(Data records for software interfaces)
-=-=-=-=-

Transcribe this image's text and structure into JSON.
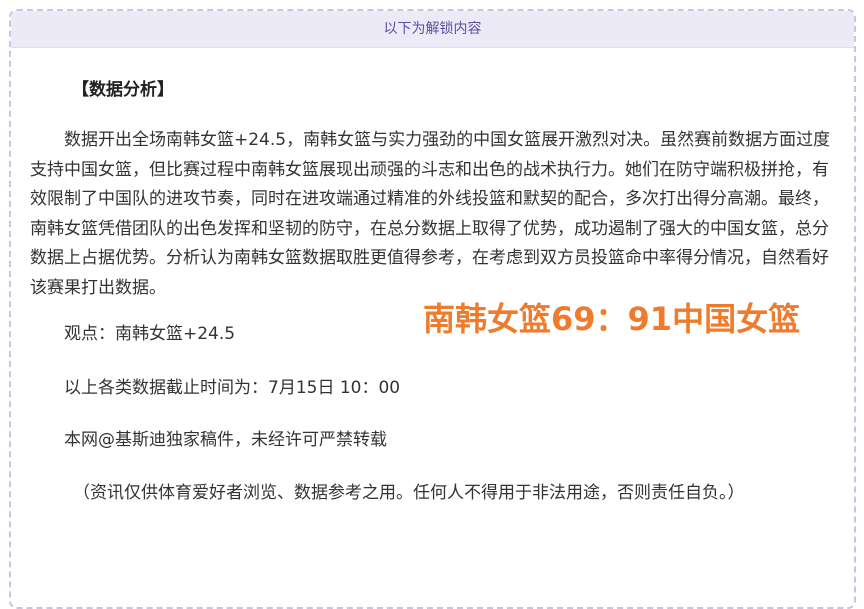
{
  "header": {
    "unlock_label": "以下为解锁内容"
  },
  "article": {
    "section_title": "【数据分析】",
    "paragraph": "数据开出全场南韩女篮+24.5，南韩女篮与实力强劲的中国女篮展开激烈对决。虽然赛前数据方面过度支持中国女篮，但比赛过程中南韩女篮展现出顽强的斗志和出色的战术执行力。她们在防守端积极拼抢，有效限制了中国队的进攻节奏，同时在进攻端通过精准的外线投篮和默契的配合，多次打出得分高潮。最终，南韩女篮凭借团队的出色发挥和坚韧的防守，在总分数据上取得了优势，成功遏制了强大的中国女篮，总分数据上占据优势。分析认为南韩女篮数据取胜更值得参考，在考虑到双方员投篮命中率得分情况，自然看好该赛果打出数据。",
    "viewpoint": "观点：南韩女篮+24.5",
    "cutoff": "以上各类数据截止时间为：7月15日 10：00",
    "copyright": "本网@基斯迪独家稿件，未经许可严禁转载",
    "disclaimer": "（资讯仅供体育爱好者浏览、数据参考之用。任何人不得用于非法用途，否则责任自负。）"
  },
  "score_overlay": {
    "text": "南韩女篮69：91中国女篮",
    "color": "#ef7b2c"
  },
  "colors": {
    "header_bg": "#edeaf7",
    "header_text": "#5a4fa0",
    "border": "#c9c4e2"
  }
}
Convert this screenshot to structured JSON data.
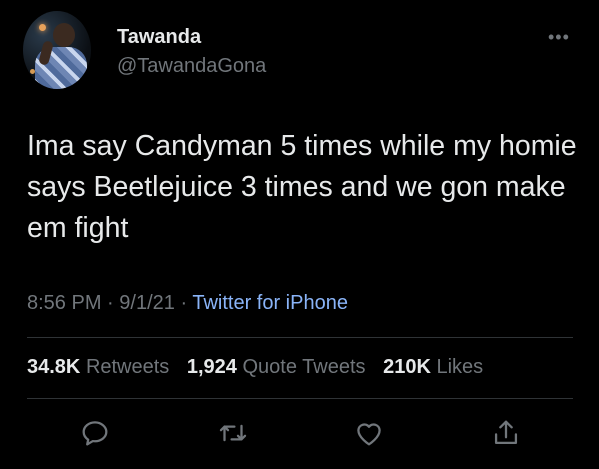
{
  "author": {
    "name": "Tawanda",
    "handle": "@TawandaGona"
  },
  "tweet": {
    "text": "Ima say Candyman 5 times while my homie says Beetlejuice 3 times and we gon make em fight",
    "time": "8:56 PM",
    "date": "9/1/21",
    "source": "Twitter for iPhone",
    "separator": "·"
  },
  "stats": {
    "retweets_count": "34.8K",
    "retweets_label": "Retweets",
    "quotes_count": "1,924",
    "quotes_label": "Quote Tweets",
    "likes_count": "210K",
    "likes_label": "Likes"
  },
  "more_glyph": "•••",
  "icons": {
    "reply": "reply-icon",
    "retweet": "retweet-icon",
    "like": "heart-icon",
    "share": "share-icon"
  },
  "colors": {
    "background": "#000000",
    "text": "#e7e9ea",
    "secondary": "#71767b",
    "link": "#8ab4f8",
    "divider": "#2f3336"
  }
}
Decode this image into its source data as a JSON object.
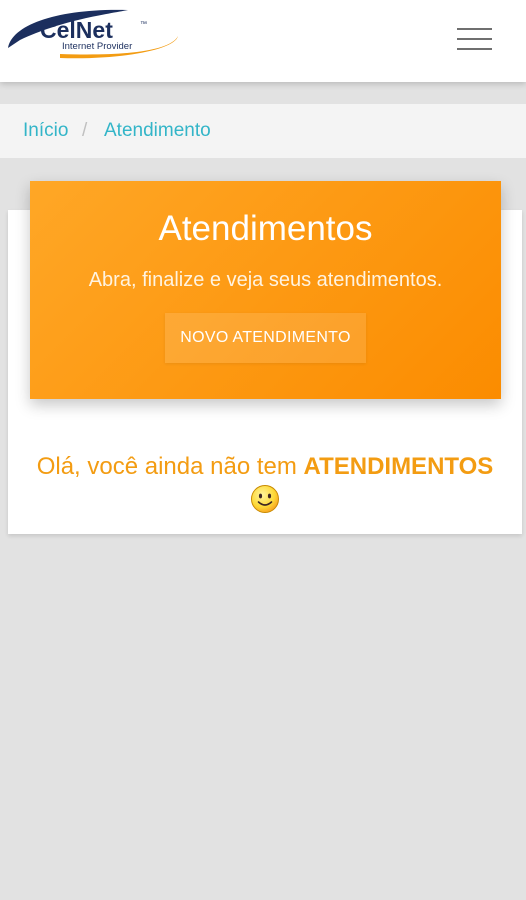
{
  "header": {
    "logo": {
      "brand": "CelNet",
      "tagline": "Internet Provider"
    },
    "menu_icon": "hamburger-menu-icon"
  },
  "breadcrumb": {
    "items": [
      {
        "label": "Início"
      },
      {
        "label": "Atendimento"
      }
    ],
    "separator": "/"
  },
  "hero": {
    "title": "Atendimentos",
    "subtitle": "Abra, finalize e veja seus atendimentos.",
    "button_label": "NOVO ATENDIMENTO"
  },
  "empty_state": {
    "message_prefix": "Olá, você ainda não tem ",
    "message_bold": "ATENDIMENTOS",
    "emoji_icon": "smiley-icon"
  },
  "colors": {
    "accent": "#fb8c00",
    "link": "#33b5c8",
    "empty_text": "#f39c12"
  }
}
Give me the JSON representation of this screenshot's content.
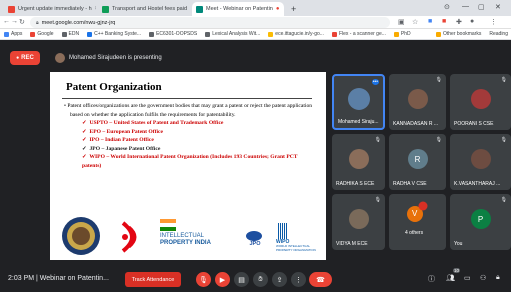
{
  "browser": {
    "tabs": [
      {
        "label": "Urgent update immediately - h",
        "color": "#ea4335"
      },
      {
        "label": "Transport and Hostel fees paid",
        "color": "#0f9d58"
      },
      {
        "label": "Meet - Webinar on Patentin",
        "color": "#00897b"
      }
    ],
    "new_tab": "+",
    "url": "meet.google.com/nwu-gjnz-jrq",
    "bookmarks": [
      "Apps",
      "Google",
      "EDN",
      "C++ Banking Syste...",
      "EC6301-OOPSDS",
      "Lexical Analysis Wit...",
      "ece.ittagucie.in/y-go...",
      "Flex - a scanner ge...",
      "PhD"
    ],
    "other_bookmarks": "Other bookmarks",
    "reading": "Reading"
  },
  "meet": {
    "rec_label": "REC",
    "presenter": "Mohamed Sirajudeen is presenting",
    "slide": {
      "title": "Patent Organization",
      "bullet": "Patent offices/organizations are the government bodies that may grant a patent or reject the patent application based on whether the application fulfils the requirements for patentability.",
      "items": [
        "USPTO – United States of Patent and Trademark Office",
        "EPO – European Patent Office",
        "IPO – Indian Patent Office",
        "JPO – Japanese Patent Office",
        "WIPO – World International Patent Organization (Includes 193 Countries; Grant PCT patents)"
      ],
      "logo_ipo_line1": "INTELLECTUAL",
      "logo_ipo_line2": "PROPERTY INDIA",
      "logo_jpo": "JPO",
      "logo_wipo_line1": "WIPO",
      "logo_wipo_line2": "WORLD INTELLECTUAL PROPERTY ORGANIZATION"
    },
    "participants": [
      {
        "name": "Mohamed Siraju...",
        "initial": "",
        "color": "#5b7fa6"
      },
      {
        "name": "KANNADASAN R ...",
        "initial": "",
        "color": "#7a5a4a"
      },
      {
        "name": "POORANI S CSE",
        "initial": "",
        "color": "#a33a3a"
      },
      {
        "name": "RADHIKA S ECE",
        "initial": "",
        "color": "#8a6d5a"
      },
      {
        "name": "RADHA V CSE",
        "initial": "R",
        "color": "#607d8b"
      },
      {
        "name": "K.VASANTHARAJ ...",
        "initial": "",
        "color": "#6d4c41"
      },
      {
        "name": "VIDYA M ECE",
        "initial": "",
        "color": "#7a6a5a"
      },
      {
        "name": "4 others",
        "initial": "V",
        "color": "#e8710a"
      },
      {
        "name": "You",
        "initial": "P",
        "color": "#0b8043"
      }
    ]
  },
  "bottom": {
    "clock": "2:03 PM | Webinar on Patentin...",
    "track_attendance": "Track Attendance",
    "participant_count": "10"
  }
}
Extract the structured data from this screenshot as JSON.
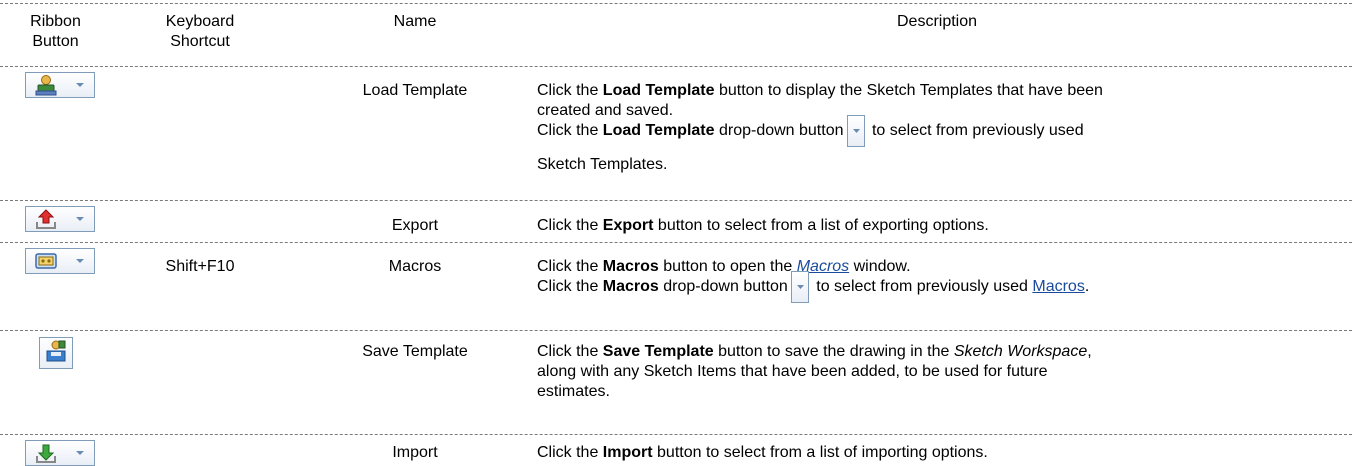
{
  "header": {
    "col_ribbon": [
      "Ribbon",
      "Button"
    ],
    "col_shortcut": [
      "Keyboard",
      "Shortcut"
    ],
    "col_name": "Name",
    "col_description": "Description"
  },
  "rows": [
    {
      "icon": "load-template-icon",
      "shortcut": "",
      "name": "Load Template",
      "d1_pre": "Click the ",
      "d1_bold": "Load Template",
      "d1_post": " button to display the Sketch Templates that have been",
      "d1_cont": "created and saved.",
      "d2_pre": "Click the ",
      "d2_bold": "Load Template",
      "d2_mid": " drop-down button",
      "d2_post": " to select from previously used",
      "d2_cont": "Sketch Templates."
    },
    {
      "icon": "export-icon",
      "shortcut": "",
      "name": "Export",
      "d1_pre": "Click the ",
      "d1_bold": "Export",
      "d1_post": " button to select from a list of exporting options."
    },
    {
      "icon": "macros-icon",
      "shortcut": "Shift+F10",
      "name": "Macros",
      "d1_pre": "Click the ",
      "d1_bold": "Macros",
      "d1_mid": " button to open the ",
      "d1_link": "Macros",
      "d1_post": " window.",
      "d2_pre": "Click the ",
      "d2_bold": "Macros",
      "d2_mid": " drop-down button",
      "d2_post": " to select from previously used ",
      "d2_link": "Macros",
      "d2_end": "."
    },
    {
      "icon": "save-template-icon",
      "shortcut": "",
      "name": "Save Template",
      "d1_pre": "Click the ",
      "d1_bold": "Save Template",
      "d1_mid": " button to save the drawing in the ",
      "d1_ital": "Sketch Workspace",
      "d1_post": ",",
      "d1_cont": "along with any Sketch Items that have been added, to be used for future",
      "d1_cont2": "estimates."
    },
    {
      "icon": "import-icon",
      "shortcut": "",
      "name": "Import",
      "d1_pre": "Click the ",
      "d1_bold": "Import",
      "d1_post": " button to select from a list of importing options."
    }
  ],
  "colors": {
    "link": "#1a4b9c",
    "border": "#7f9db9",
    "rule": "#7a7a7a"
  }
}
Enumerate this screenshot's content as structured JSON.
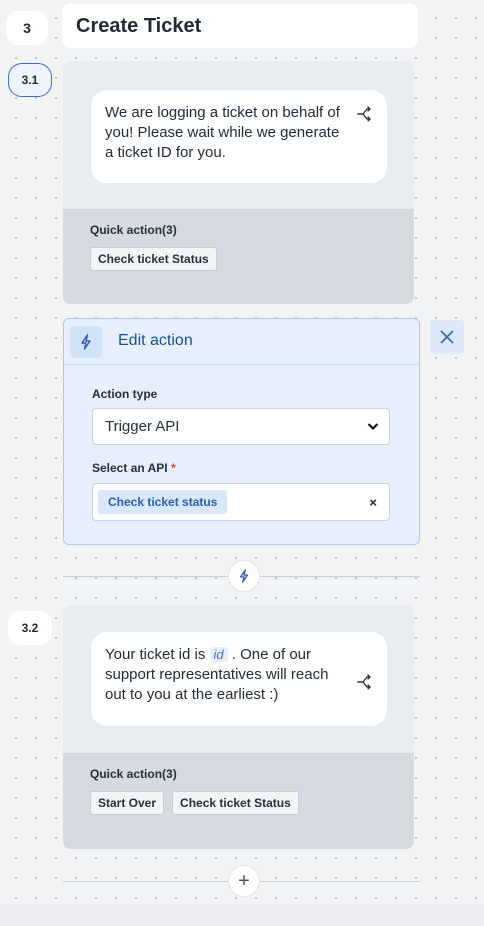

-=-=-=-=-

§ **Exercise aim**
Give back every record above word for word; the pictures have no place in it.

§ **Response box**
Transcribe this image's text and structure into JSON.
{
  "header": {
    "unlock_label": "以下为解锁内容"
  },
  "article": {
    "section_title": "【数据分析】",
    "paragraph": "数据开出全场南韩女篮+24.5，南韩女篮与实力强劲的中国女篮展开激烈对决。虽然赛前数据方面过度支持中国女篮，但比赛过程中南韩女篮展现出顽强的斗志和出色的战术执行力。她们在防守端积极拼抢，有效限制了中国队的进攻节奏，同时在进攻端通过精准的外线投篮和默契的配合，多次打出得分高潮。最终，南韩女篮凭借团队的出色发挥和坚韧的防守，在总分数据上取得了优势，成功遏制了强大的中国女篮，总分数据上占据优势。分析认为南韩女篮数据取胜更值得参考，在考虑到双方员投篮命中率得分情况，自然看好该赛果打出数据。",
    "viewpoint": "观点：南韩女篮+24.5",
    "cutoff": "以上各类数据截止时间为：7月15日 10：00",
    "copyright": "本网@基斯迪独家稿件，未经许可严禁转载",
    "disclaimer": "（资讯仅供体育爱好者浏览、数据参考之用。任何人不得用于非法用途，否则责任自负。）"
  },
  "score_overlay": {
    "text": "南韩女篮69：91中国女篮",
    "color": "#ef7b2c"
  },
  "colors": {
    "header_bg": "#edeaf7",
    "header_text": "#5a4fa0",
    "border": "#c9c4e2"
  }
}
Convert this screenshot to structured JSON data.
{
  "author": {
    "name": "Tawanda",
    "handle": "@TawandaGona"
  },
  "tweet": {
    "text": "Ima say Candyman 5 times while my homie says Beetlejuice 3 times and we gon make em fight",
    "time": "8:56 PM",
    "date": "9/1/21",
    "source": "Twitter for iPhone",
    "separator": "·"
  },
  "stats": {
    "retweets_count": "34.8K",
    "retweets_label": "Retweets",
    "quotes_count": "1,924",
    "quotes_label": "Quote Tweets",
    "likes_count": "210K",
    "likes_label": "Likes"
  },
  "more_glyph": "•••",
  "icons": {
    "reply": "reply-icon",
    "retweet": "retweet-icon",
    "like": "heart-icon",
    "share": "share-icon"
  },
  "colors": {
    "background": "#000000",
    "text": "#e7e9ea",
    "secondary": "#71767b",
    "link": "#8ab4f8",
    "divider": "#2f3336"
  }
}
Decode this image into its source data as a JSON object.
{
  "header": {
    "logo": {
      "brand": "CelNet",
      "tagline": "Internet Provider"
    },
    "menu_icon": "hamburger-menu-icon"
  },
  "breadcrumb": {
    "items": [
      {
        "label": "Início"
      },
      {
        "label": "Atendimento"
      }
    ],
    "separator": "/"
  },
  "hero": {
    "title": "Atendimentos",
    "subtitle": "Abra, finalize e veja seus atendimentos.",
    "button_label": "NOVO ATENDIMENTO"
  },
  "empty_state": {
    "message_prefix": "Olá, você ainda não tem ",
    "message_bold": "ATENDIMENTOS",
    "emoji_icon": "smiley-icon"
  },
  "colors": {
    "accent": "#fb8c00",
    "link": "#33b5c8",
    "empty_text": "#f39c12"
  }
}
Give me the JSON representation of this screenshot's content.
{
  "browser": {
    "tabs": [
      {
        "label": "Urgent update immediately - h",
        "color": "#ea4335"
      },
      {
        "label": "Transport and Hostel fees paid",
        "color": "#0f9d58"
      },
      {
        "label": "Meet - Webinar on Patentin",
        "color": "#00897b"
      }
    ],
    "new_tab": "+",
    "url": "meet.google.com/nwu-gjnz-jrq",
    "bookmarks": [
      "Apps",
      "Google",
      "EDN",
      "C++ Banking Syste...",
      "EC6301-OOPSDS",
      "Lexical Analysis Wit...",
      "ece.ittagucie.in/y-go...",
      "Flex - a scanner ge...",
      "PhD"
    ],
    "other_bookmarks": "Other bookmarks",
    "reading": "Reading"
  },
  "meet": {
    "rec_label": "REC",
    "presenter": "Mohamed Sirajudeen is presenting",
    "slide": {
      "title": "Patent Organization",
      "bullet": "Patent offices/organizations are the government bodies that may grant a patent or reject the patent application based on whether the application fulfils the requirements for patentability.",
      "items": [
        "USPTO – United States of Patent and Trademark Office",
        "EPO – European Patent Office",
        "IPO – Indian Patent Office",
        "JPO – Japanese Patent Office",
        "WIPO – World International Patent Organization (Includes 193 Countries; Grant PCT patents)"
      ],
      "logo_ipo_line1": "INTELLECTUAL",
      "logo_ipo_line2": "PROPERTY INDIA",
      "logo_jpo": "JPO",
      "logo_wipo_line1": "WIPO",
      "logo_wipo_line2": "WORLD INTELLECTUAL PROPERTY ORGANIZATION"
    },
    "participants": [
      {
        "name": "Mohamed Siraju...",
        "initial": "",
        "color": "#5b7fa6"
      },
      {
        "name": "KANNADASAN R ...",
        "initial": "",
        "color": "#7a5a4a"
      },
      {
        "name": "POORANI S CSE",
        "initial": "",
        "color": "#a33a3a"
      },
      {
        "name": "RADHIKA S ECE",
        "initial": "",
        "color": "#8a6d5a"
      },
      {
        "name": "RADHA V CSE",
        "initial": "R",
        "color": "#607d8b"
      },
      {
        "name": "K.VASANTHARAJ ...",
        "initial": "",
        "color": "#6d4c41"
      },
      {
        "name": "VIDYA M ECE",
        "initial": "",
        "color": "#7a6a5a"
      },
      {
        "name": "4 others",
        "initial": "V",
        "color": "#e8710a"
      },
      {
        "name": "You",
        "initial": "P",
        "color": "#0b8043"
      }
    ]
  },
  "bottom": {
    "clock": "2:03 PM | Webinar on Patentin...",
    "track_attendance": "Track Attendance",
    "participant_count": "10"
  }
}
Extract the structured data from this screenshot as JSON.
{
  "header": {
    "col_ribbon": [
      "Ribbon",
      "Button"
    ],
    "col_shortcut": [
      "Keyboard",
      "Shortcut"
    ],
    "col_name": "Name",
    "col_description": "Description"
  },
  "rows": [
    {
      "icon": "load-template-icon",
      "shortcut": "",
      "name": "Load Template",
      "d1_pre": "Click the ",
      "d1_bold": "Load Template",
      "d1_post": " button to display the Sketch Templates that have been",
      "d1_cont": "created and saved.",
      "d2_pre": "Click the ",
      "d2_bold": "Load Template",
      "d2_mid": " drop-down button",
      "d2_post": " to select from previously used",
      "d2_cont": "Sketch Templates."
    },
    {
      "icon": "export-icon",
      "shortcut": "",
      "name": "Export",
      "d1_pre": "Click the ",
      "d1_bold": "Export",
      "d1_post": " button to select from a list of exporting options."
    },
    {
      "icon": "macros-icon",
      "shortcut": "Shift+F10",
      "name": "Macros",
      "d1_pre": "Click the ",
      "d1_bold": "Macros",
      "d1_mid": " button to open the ",
      "d1_link": "Macros",
      "d1_post": " window.",
      "d2_pre": "Click the ",
      "d2_bold": "Macros",
      "d2_mid": " drop-down button",
      "d2_post": " to select from previously used ",
      "d2_link": "Macros",
      "d2_end": "."
    },
    {
      "icon": "save-template-icon",
      "shortcut": "",
      "name": "Save Template",
      "d1_pre": "Click the ",
      "d1_bold": "Save Template",
      "d1_mid": " button to save the drawing in the ",
      "d1_ital": "Sketch Workspace",
      "d1_post": ",",
      "d1_cont": "along with any Sketch Items that have been added, to be used for future",
      "d1_cont2": "estimates."
    },
    {
      "icon": "import-icon",
      "shortcut": "",
      "name": "Import",
      "d1_pre": "Click the ",
      "d1_bold": "Import",
      "d1_post": " button to select from a list of importing options."
    }
  ],
  "colors": {
    "link": "#1a4b9c",
    "border": "#7f9db9",
    "rule": "#7a7a7a"
  }
}
Enumerate this screenshot's content as structured JSON.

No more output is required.